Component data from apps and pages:
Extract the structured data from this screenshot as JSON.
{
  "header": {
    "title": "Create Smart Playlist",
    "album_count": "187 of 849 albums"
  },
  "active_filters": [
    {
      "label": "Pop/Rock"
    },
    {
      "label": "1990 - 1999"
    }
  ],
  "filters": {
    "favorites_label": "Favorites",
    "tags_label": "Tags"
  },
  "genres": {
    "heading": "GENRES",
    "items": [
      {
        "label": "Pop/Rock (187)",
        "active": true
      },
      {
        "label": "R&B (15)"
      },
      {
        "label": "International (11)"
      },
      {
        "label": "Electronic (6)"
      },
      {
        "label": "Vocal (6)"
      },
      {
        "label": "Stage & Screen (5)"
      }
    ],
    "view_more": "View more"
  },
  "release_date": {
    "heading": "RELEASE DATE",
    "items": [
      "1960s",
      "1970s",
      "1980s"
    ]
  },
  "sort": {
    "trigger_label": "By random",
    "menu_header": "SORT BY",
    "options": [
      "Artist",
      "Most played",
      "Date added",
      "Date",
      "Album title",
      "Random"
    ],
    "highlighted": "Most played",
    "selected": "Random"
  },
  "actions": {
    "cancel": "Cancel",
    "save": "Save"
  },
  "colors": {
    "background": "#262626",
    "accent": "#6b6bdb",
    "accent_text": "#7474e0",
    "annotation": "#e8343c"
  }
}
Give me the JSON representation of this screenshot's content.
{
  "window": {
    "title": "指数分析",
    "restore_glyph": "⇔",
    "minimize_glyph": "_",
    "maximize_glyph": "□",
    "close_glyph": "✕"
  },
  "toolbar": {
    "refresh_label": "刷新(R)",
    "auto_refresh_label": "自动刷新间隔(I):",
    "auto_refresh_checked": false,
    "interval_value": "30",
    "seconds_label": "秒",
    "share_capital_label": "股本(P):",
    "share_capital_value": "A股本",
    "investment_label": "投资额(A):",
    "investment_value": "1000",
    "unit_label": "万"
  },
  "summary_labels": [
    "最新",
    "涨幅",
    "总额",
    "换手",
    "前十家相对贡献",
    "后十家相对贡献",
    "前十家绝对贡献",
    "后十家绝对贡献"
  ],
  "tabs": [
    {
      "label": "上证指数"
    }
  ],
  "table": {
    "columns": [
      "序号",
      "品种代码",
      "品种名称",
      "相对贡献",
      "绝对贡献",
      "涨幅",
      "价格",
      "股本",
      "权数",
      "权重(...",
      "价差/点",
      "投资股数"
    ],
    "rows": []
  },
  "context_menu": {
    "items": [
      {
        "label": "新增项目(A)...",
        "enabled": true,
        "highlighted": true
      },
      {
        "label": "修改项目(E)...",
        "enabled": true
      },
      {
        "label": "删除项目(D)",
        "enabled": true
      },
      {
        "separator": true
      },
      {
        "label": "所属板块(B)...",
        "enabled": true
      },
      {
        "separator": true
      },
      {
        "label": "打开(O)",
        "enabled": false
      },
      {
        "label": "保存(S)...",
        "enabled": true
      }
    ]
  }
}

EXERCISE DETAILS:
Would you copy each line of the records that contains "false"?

TASK RESPONSE:
    "auto_refresh_checked": false,
        "enabled": false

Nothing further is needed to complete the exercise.